Welcome to my Author Page. I’m so glad you made it. Come on in. There’s not much happening around here yet because I just moved into this place. Give me a chance to unpack some of these boxes over here and I’m sure I’ll find something exciting for you soon. Oh, please don’t touch them. I have them stacked carefully and I don’t want…Hey! No peeking either! I gotta get organized first. No, I’m not mad at you. I could never be mad at you. Why, my heart would turn into peanut brittle and crack into a million pieces before I was mad at you. No, I don’t have any peanut brittle. I think there’s some leftover pizza and a bottle of most-likely-expired-mustard in the fridge, though, if you’re hungry. No, I’m not suggesting you put mustard on the pizza. You can if you want. I’m just letting you know what’s available if you’re hungry. Yes, I’m aware that sounds disgusting. Well, do you know of any other author page that offers food? Stephen King’s page gave you tacos? Well, go on over to Stephen King’s page then. No, I’m not mad at you. I already told you that I could never be mad at you, remember? I’m just saying, why not go on over to Stephen King’s page if you’re hungry, grab some tacos, and then head back here and we’ll hang out some more? And bring me some Stephen-King-author-page tacos, won’t you? We’ll both feel better with some food in our bellies. But please, do come back. I’m hopeful there will be some cool stuff going on around here once I start getting some of these boxes unpacked. Also, I’m hungry and I’m looking forward to those tacos. I’d probably get sick if I squirt some old mustard on that leftover pizza I have in the fridge. Then it’d just take me longer to get to these boxes. It’s hard to unpack when you’re tethered to a toilet or stuck at urgent care. Alright, tacos first and then it’s time to get to work.

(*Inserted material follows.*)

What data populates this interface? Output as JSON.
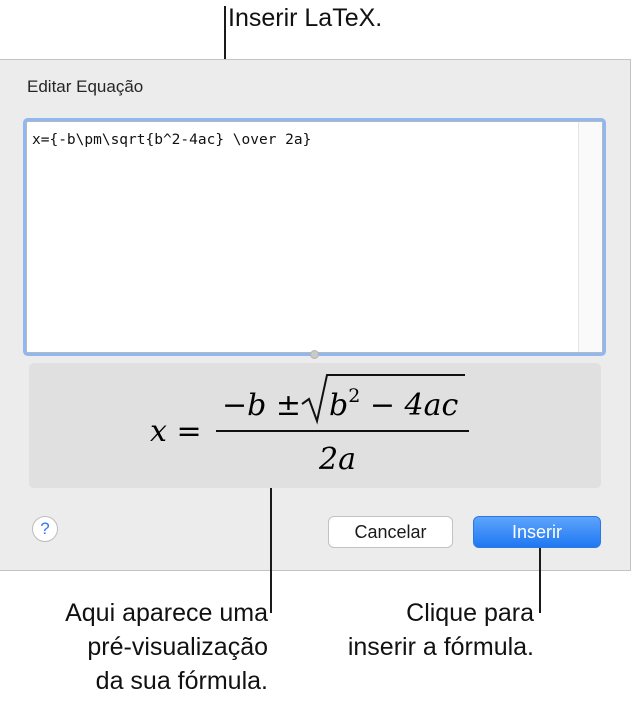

See you soon! Oh, and make sure to get extra guac. And something to drink, too. Or else we will be washing down those tacos with that old mustard. I don’t think WordPress has turned on my water yet.